More than one dozen middle school science teachers in the Tri-Cities, Wash. will have a powerful new tool to use as part of their curriculum in the coming school year. The teachers who are from the Pasco, Richland and Kennewick school districts, recently completed training on how to use and teach with portable scanning electron microscopes (SEM) in their classrooms. Once trained, these teachers will use the SEM during their lessons and students can use them for their science fair projects.
Martha Mather is a life sciences teacher at Horse Heaven Hills Middle School in Kennewick. Mather spent the week of July 20 being trained how to use the SEM. She wanted to attend the training in order to enhance her own understanding of SEM technology. Mather says the opportunity to use a SEM in her classroom is phenomenal, since a SEM has the ability to magnify objects up to 300,000 times the size of the object being studied.
“We do have compound light microscopes and the kids love that unit, and every year they say ‘how do they know about this, or why can’t we see that,’ and we tell them ‘we need a better tool to do that.’” As Mather points to the SEM she says, “Now this year we can, since we have a better tool to use.”
During the week of training, the teachers prepared samples for viewing under the SEM, and developed lesson plans.

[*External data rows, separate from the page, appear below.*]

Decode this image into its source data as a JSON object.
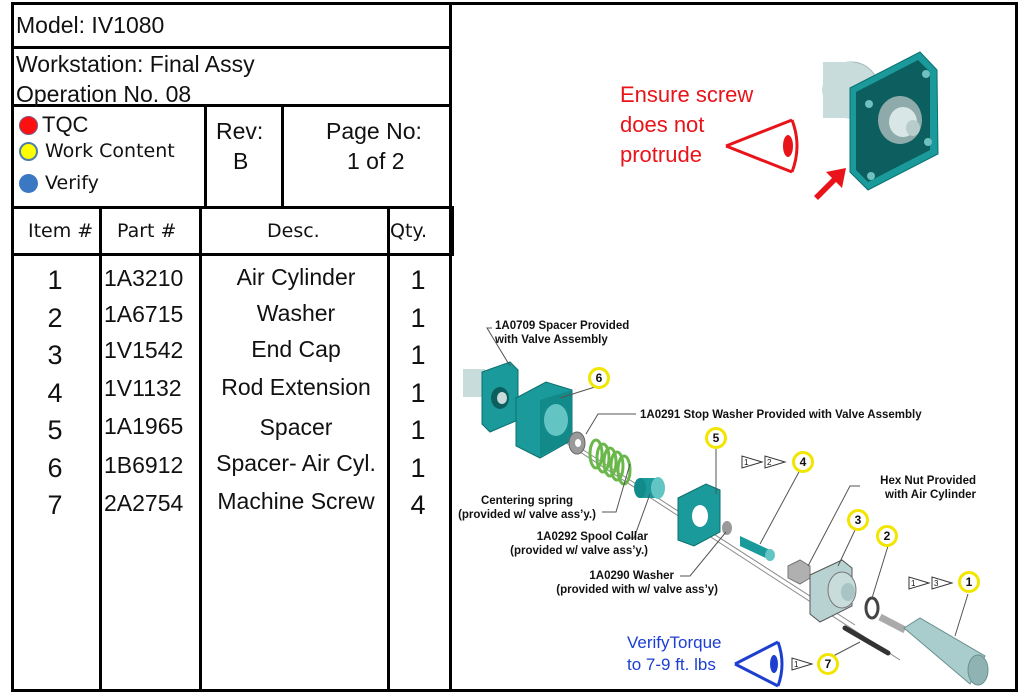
{
  "header": {
    "model_label": "Model: IV1080",
    "workstation_label": "Workstation: Final Assy",
    "operation_label": "Operation No.  08",
    "rev_label": "Rev:",
    "rev_value": "B",
    "page_label": "Page No:",
    "page_value": "1 of 2"
  },
  "legend": [
    {
      "label": "TQC",
      "color": "#ff1010",
      "icon": "red-circle"
    },
    {
      "label": "Work Content",
      "color": "#ffff00",
      "icon": "yellow-circle"
    },
    {
      "label": "Verify",
      "color": "#3b78c4",
      "icon": "blue-circle"
    }
  ],
  "parts_table": {
    "columns": [
      "Item #",
      "Part #",
      "Desc.",
      "Qty."
    ],
    "rows": [
      {
        "item": "1",
        "part": "1A3210",
        "desc": "Air Cylinder",
        "qty": "1"
      },
      {
        "item": "2",
        "part": "1A6715",
        "desc": "Washer",
        "qty": "1"
      },
      {
        "item": "3",
        "part": "1V1542",
        "desc": "End Cap",
        "qty": "1"
      },
      {
        "item": "4",
        "part": "1V1132",
        "desc": "Rod Extension",
        "qty": "1"
      },
      {
        "item": "5",
        "part": "1A1965",
        "desc": "Spacer",
        "qty": "1"
      },
      {
        "item": "6",
        "part": "1B6912",
        "desc": "Spacer- Air Cyl.",
        "qty": "1"
      },
      {
        "item": "7",
        "part": "2A2754",
        "desc": "Machine Screw",
        "qty": "4"
      }
    ]
  },
  "notes": {
    "tqc_note": [
      "Ensure screw",
      "does not",
      "protrude"
    ],
    "verify_note": [
      "VerifyTorque",
      "to 7-9 ft. lbs"
    ],
    "tqc_color": "#e8141a",
    "verify_color": "#1c3fd1"
  },
  "diagram": {
    "callouts": {
      "spacer_valve": [
        "1A0709 Spacer Provided",
        "with Valve Assembly"
      ],
      "stop_washer": "1A0291 Stop Washer Provided with Valve Assembly",
      "hex_nut": [
        "Hex Nut Provided",
        "with Air Cylinder"
      ],
      "centering_spring": [
        "Centering spring",
        "(provided w/ valve ass’y.)"
      ],
      "spool_collar": [
        "1A0292 Spool Collar",
        "(provided w/ valve ass’y.)"
      ],
      "washer_0290": [
        "1A0290 Washer",
        "(provided with w/ valve ass’y)"
      ]
    },
    "balloons": [
      "1",
      "2",
      "3",
      "4",
      "5",
      "6",
      "7"
    ],
    "sequence_flags": {
      "item4": [
        "1",
        "2"
      ],
      "item1": [
        "1",
        "3"
      ],
      "item7": [
        "1"
      ]
    },
    "part_color": "#1a9a9a",
    "balloon_color": "#f2e600"
  }
}
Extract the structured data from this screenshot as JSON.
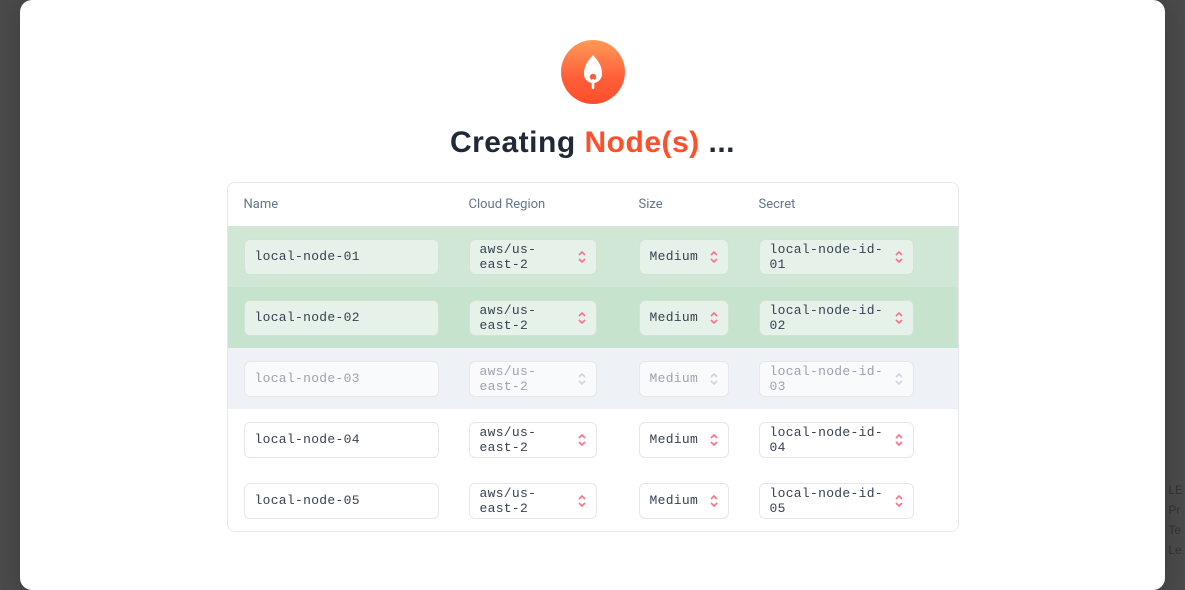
{
  "heading": {
    "prefix": "Creating ",
    "accent": "Node(s)",
    "suffix": " ..."
  },
  "columns": {
    "name": "Name",
    "region": "Cloud Region",
    "size": "Size",
    "secret": "Secret"
  },
  "rows": [
    {
      "state": "done",
      "name": "local-node-01",
      "region": "aws/us-east-2",
      "size": "Medium",
      "secret": "local-node-id-01"
    },
    {
      "state": "done",
      "name": "local-node-02",
      "region": "aws/us-east-2",
      "size": "Medium",
      "secret": "local-node-id-02"
    },
    {
      "state": "processing",
      "name": "local-node-03",
      "region": "aws/us-east-2",
      "size": "Medium",
      "secret": "local-node-id-03"
    },
    {
      "state": "pending",
      "name": "local-node-04",
      "region": "aws/us-east-2",
      "size": "Medium",
      "secret": "local-node-id-04"
    },
    {
      "state": "pending",
      "name": "local-node-05",
      "region": "aws/us-east-2",
      "size": "Medium",
      "secret": "local-node-id-05"
    }
  ],
  "background_hints": [
    "LE",
    "Pr",
    "Te",
    "Le"
  ]
}
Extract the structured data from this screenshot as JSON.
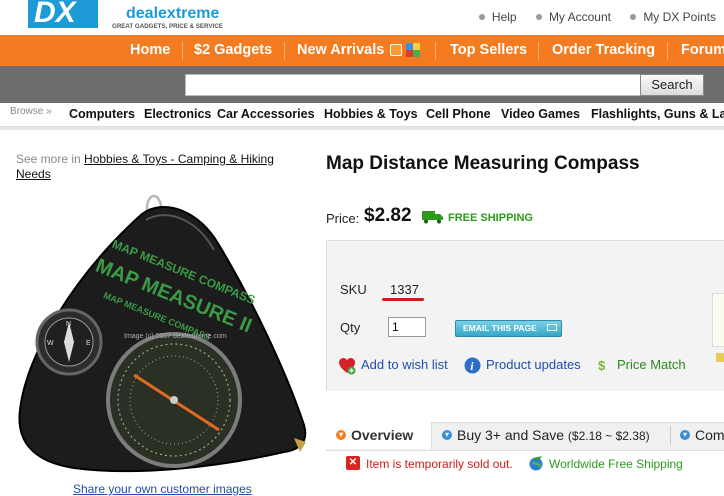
{
  "brand": {
    "logo_letters": "DX",
    "name": "dealextreme",
    "tagline": "GREAT GADGETS, PRICE & SERVICE"
  },
  "top_links": [
    {
      "label": "Help"
    },
    {
      "label": "My Account"
    },
    {
      "label": "My DX Points"
    }
  ],
  "nav": {
    "items": [
      "Home",
      "$2 Gadgets",
      "New Arrivals",
      "Top Sellers",
      "Order Tracking",
      "Forum"
    ]
  },
  "search": {
    "value": "",
    "button_label": "Search"
  },
  "categories": {
    "browse_label": "Browse »",
    "items": [
      "Computers",
      "Electronics",
      "Car Accessories",
      "Hobbies & Toys",
      "Cell Phone",
      "Video Games",
      "Flashlights, Guns & Lasers"
    ]
  },
  "breadcrumb": {
    "prefix": "See more in",
    "link": "Hobbies & Toys - Camping & Hiking Needs"
  },
  "image": {
    "watermark": "Image (c) 2007 dealextreme.com",
    "device_text_1": "MAP MEASURE COMPASS",
    "device_text_2": "MAP MEASURE II",
    "device_text_3": "MAP MEASURE COMPASS"
  },
  "share_link": "Share your own customer images",
  "product": {
    "title": "Map Distance Measuring Compass",
    "price_label": "Price:",
    "price": "$2.82",
    "shipping": "FREE SHIPPING",
    "sku_label": "SKU",
    "sku": "1337",
    "qty_label": "Qty",
    "qty_value": "1",
    "email_button": "EMAIL THIS PAGE"
  },
  "actions": {
    "wishlist": "Add to wish list",
    "updates": "Product updates",
    "price_match": "Price Match"
  },
  "tabs": {
    "overview": "Overview",
    "buy3": "Buy 3+ and Save",
    "buy3_range": "($2.18 ~ $2.38)",
    "comments": "Com"
  },
  "status": {
    "sold_out": "Item is temporarily sold out.",
    "worldwide": "Worldwide Free Shipping"
  },
  "colors": {
    "nav_orange": "#f47b20",
    "search_gray": "#6d6d6d",
    "free_shipping_green": "#2c9a1a",
    "alert_red": "#d21a1a",
    "link_blue": "#1f4fa8"
  }
}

With training, completed, the teachers are now cleared to have the SEM brought to their school for use in their classrooms.
The SEM training is part of an effort by Heritage University and Pacific Northwest National Laboratory, with funding from Battelle Corporate Contributions, to bring Project Nano to the Tri-Cities. Project Nano is seen as a unique and fun program that addresses several key themes in science, technology engineering and mathematics (STEM) education. Sherry Cady, a chief scientist at PNNL and affiliated faculty at Heritage, says the goal of Project Nano is to use the advanced technology to stir up interest in science among middle school students.
“By peaking the students’ curiosity about the world around them with sophisticated technology that operates with a touchscreen, students quickly realize they can study objects and processes that are typically presented as abstract concepts,” says Cady. “After all, most students have more fun learning about science by doing it with cool technology.”
Cady hopes students’ exposure to STEM studies may encourage them to pursue academic careers and workforce opportunities in STEM. As for Mather, she can’t wait to start the next school in order to bring the SEM to her class.
“My students will love it,” she says.
Watch the video
Number of views (1079) Comments (0)